Investigators at Harvard say that they have successfully used CRISPR Cas gene-editing tools to come up with a new approach in curing HIV, a lethal virus that has claimed millions of lives over recent decades. And they're prepping for animal studies now to see if they can provide some preclinical proof-of-concept data to back up their lab experiment.
CRISPR Cas--clustered regularly interspaced short palindromic repeat-activated cells--has been gaining a foothold in the biotech world over the past couple of years. Chad Cowan and Derrick Rossi at the Harvard Stem Cell Institute are working to eliminate the CCR5 receptor in T cells, the back door that HIV uses to strip the body of immune protection.

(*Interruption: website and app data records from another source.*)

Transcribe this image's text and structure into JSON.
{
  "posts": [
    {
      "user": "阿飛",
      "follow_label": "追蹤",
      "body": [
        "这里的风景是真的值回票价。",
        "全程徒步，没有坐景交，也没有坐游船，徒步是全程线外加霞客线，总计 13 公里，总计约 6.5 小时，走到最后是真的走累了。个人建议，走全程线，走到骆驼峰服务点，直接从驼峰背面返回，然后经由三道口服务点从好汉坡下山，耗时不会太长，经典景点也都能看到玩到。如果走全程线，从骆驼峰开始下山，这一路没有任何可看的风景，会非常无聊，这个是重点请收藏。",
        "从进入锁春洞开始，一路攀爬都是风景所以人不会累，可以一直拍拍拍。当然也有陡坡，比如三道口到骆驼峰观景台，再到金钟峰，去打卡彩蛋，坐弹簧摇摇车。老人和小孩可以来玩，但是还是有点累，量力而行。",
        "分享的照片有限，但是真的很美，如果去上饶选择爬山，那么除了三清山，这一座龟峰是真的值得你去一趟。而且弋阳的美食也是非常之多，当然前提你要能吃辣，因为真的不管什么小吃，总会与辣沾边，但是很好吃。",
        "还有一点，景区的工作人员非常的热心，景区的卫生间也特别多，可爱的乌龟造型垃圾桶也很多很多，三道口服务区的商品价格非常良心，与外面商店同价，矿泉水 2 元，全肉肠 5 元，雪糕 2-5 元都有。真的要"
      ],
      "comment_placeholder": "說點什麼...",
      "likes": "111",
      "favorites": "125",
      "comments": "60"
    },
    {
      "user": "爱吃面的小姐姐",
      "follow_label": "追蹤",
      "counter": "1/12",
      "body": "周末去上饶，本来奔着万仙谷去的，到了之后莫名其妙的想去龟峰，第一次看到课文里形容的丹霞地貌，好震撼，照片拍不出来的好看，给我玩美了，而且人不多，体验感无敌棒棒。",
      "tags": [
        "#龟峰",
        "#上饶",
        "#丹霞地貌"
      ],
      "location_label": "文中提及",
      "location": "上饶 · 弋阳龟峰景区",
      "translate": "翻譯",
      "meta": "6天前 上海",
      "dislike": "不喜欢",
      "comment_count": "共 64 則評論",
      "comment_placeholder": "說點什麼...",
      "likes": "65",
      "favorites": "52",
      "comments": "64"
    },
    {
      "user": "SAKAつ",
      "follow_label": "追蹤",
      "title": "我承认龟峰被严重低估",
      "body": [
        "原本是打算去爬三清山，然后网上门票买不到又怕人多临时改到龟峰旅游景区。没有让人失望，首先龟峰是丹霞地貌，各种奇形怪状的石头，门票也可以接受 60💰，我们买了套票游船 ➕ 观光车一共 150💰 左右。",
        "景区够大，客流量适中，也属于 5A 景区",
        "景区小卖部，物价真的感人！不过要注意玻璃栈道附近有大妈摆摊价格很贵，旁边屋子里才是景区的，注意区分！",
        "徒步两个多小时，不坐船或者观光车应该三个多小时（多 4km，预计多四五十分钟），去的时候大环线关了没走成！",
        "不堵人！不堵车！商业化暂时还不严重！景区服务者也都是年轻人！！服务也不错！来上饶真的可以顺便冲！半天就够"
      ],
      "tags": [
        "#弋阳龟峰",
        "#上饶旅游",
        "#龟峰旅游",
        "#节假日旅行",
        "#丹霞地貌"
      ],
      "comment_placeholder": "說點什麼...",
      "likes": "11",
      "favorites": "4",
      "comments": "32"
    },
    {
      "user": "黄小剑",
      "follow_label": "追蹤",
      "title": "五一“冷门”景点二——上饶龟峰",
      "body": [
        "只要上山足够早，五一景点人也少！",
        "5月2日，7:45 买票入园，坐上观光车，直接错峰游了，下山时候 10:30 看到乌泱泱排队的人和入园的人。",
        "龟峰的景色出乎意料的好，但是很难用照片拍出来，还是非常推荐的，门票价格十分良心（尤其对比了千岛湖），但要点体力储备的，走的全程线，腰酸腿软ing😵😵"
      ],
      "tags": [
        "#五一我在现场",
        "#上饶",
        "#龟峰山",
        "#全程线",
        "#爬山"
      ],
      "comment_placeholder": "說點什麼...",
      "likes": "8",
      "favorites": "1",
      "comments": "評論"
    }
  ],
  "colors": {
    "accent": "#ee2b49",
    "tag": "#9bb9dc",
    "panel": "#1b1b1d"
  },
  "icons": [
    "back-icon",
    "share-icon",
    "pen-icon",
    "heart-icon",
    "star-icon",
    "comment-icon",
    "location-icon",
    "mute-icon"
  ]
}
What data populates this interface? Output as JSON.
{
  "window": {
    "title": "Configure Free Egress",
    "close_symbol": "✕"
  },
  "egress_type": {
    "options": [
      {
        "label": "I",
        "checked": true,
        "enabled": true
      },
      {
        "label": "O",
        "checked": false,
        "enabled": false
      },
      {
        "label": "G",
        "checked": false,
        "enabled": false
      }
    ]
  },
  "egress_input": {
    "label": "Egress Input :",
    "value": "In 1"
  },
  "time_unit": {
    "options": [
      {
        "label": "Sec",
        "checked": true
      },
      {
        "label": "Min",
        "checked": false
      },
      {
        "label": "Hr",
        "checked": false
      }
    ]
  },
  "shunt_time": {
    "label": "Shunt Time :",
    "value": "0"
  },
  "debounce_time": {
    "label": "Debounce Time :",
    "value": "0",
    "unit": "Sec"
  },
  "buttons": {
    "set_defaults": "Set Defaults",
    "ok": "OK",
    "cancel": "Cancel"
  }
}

The big idea here is that CRISPR Cas could be used to create resistant blood stem cells in bone marrow and then transplant the bone marrow into humans suffering from HIV. Then the HIV-proof immune system T cells can durably fight back against the HIV.
"We showed that you can knock out CCR5 very efficaciously, we showed that the cells are still functional, and we did very, very deep sequencing analysis to show that there were no unwanted mutations, so it appears to be safe," Cowan told the Harvard Gazette. He added that "there is obviously much more work to do."
If the investigators can gain the animal data they're looking for, then they'll look for regulatory approval to try it in humans. The theory has already been tested in one "Berlin patient" who was able to fight off HIV after having bone marrow from an HIV-resistant individual with the rare genetic defect that eliminated CCR5 receptors from his T cells.
CRISPR Therapeutics in Basel and Editas Medicine in Cambridge, MA, have both been launched fairly recently to develop new therapies using CRISPR Cas.
- here's the story from the Harvard Gazette